The bench also directed the reinstatement of the petitioner, who held the post of Assistant Manager in the Public Works Department, and against whom the Vigilance Organisation Kashmir (VOK) had registered FIRs under sections 420, 467 and 468 of the Ranbir Penal Code as well as for allegedly possessing assets illicit to his known sources of income.
Noting the petitioner’s averment that the investigation into the baseless allegations against him is not being completed, the bench quashed the order of compulsory retirement under Article 226(2) of the J&K Civil Service Regulations (CSR).
The bench laid emphasis on the 'Annual Performance Reports' (APR) of the petitioner wherein his achievements have been judged from time to time by his superiors as excellent/good/satisfactory. The bench also stressed on the importance to consider an official’s entire service record, including his service book, personal file and Integrity Certificate.

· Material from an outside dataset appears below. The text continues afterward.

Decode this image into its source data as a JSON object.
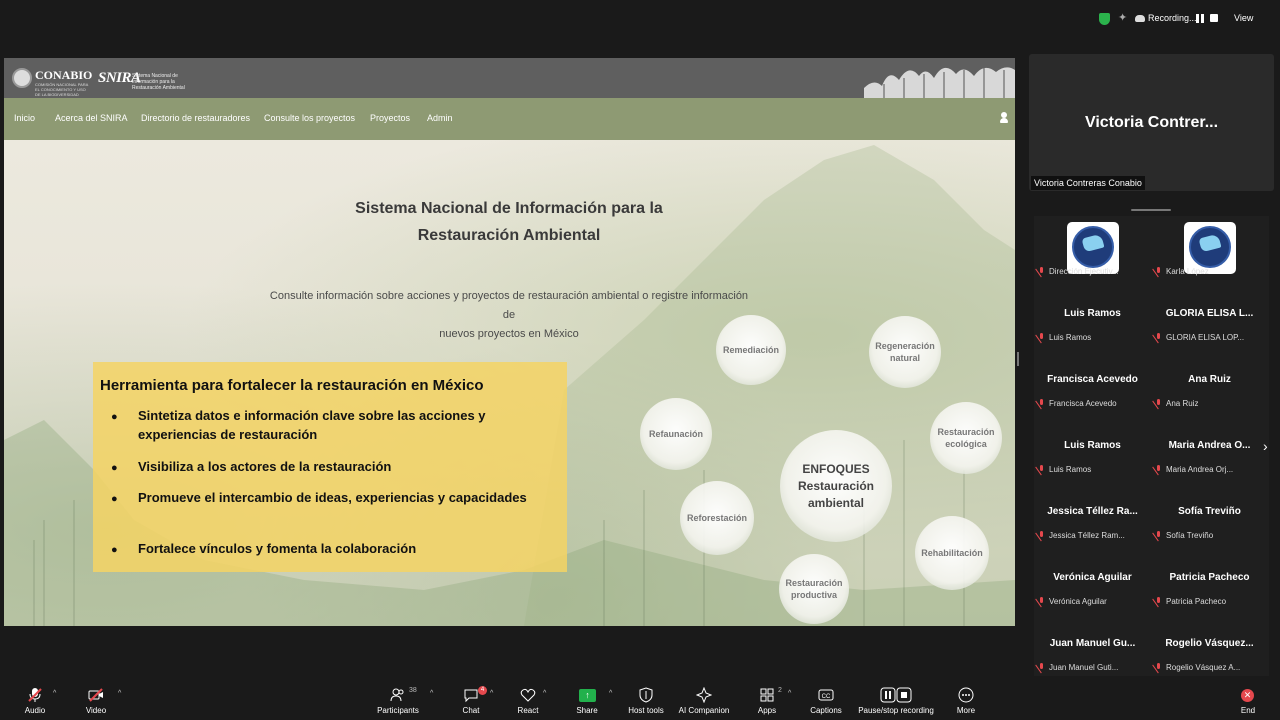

In view of the said Article, the instructions issued by the state government in June, 1999 and the Office Memo of the General Administration Department of October, 2010, the high court ruled that the screening committee, in determining the compulsory retirement of a public servant, shall be guided by the following factors- the number and nature of complaints received, if any, against the government servant pertaining to his doubtful integrity or corruption; the number and nature of various audit reports pending, if any, against such government servant; the number and nature of vigilance cases pending enquiry, if any; adverse entries in APRs concerning doubtful integrity, if any; the number and nature of departmental enquiries, preliminary enquiries etc.; the number and nature of administrative censures/warnings/punishments pertaining to corruption or doubtful integrity and, lastly, the general reputation of employees.
The bench also observed, “The law is that the order of compulsory retirement, taken under the safety valve of public interest, could not be treated as a major punishment and that Article 311(2) of the Constitution could not be invoked, as the employee concerned was no longer fit in the public interest to continue in service and, therefore, he can be compulsorily retired.”
Finally, the bench envisaged the power of judicial review of an order of compulsory retirement if the court is satisfied that any such order is (a) mala fide; (b) that it is based on no evidence; or (c) that it is arbitrary.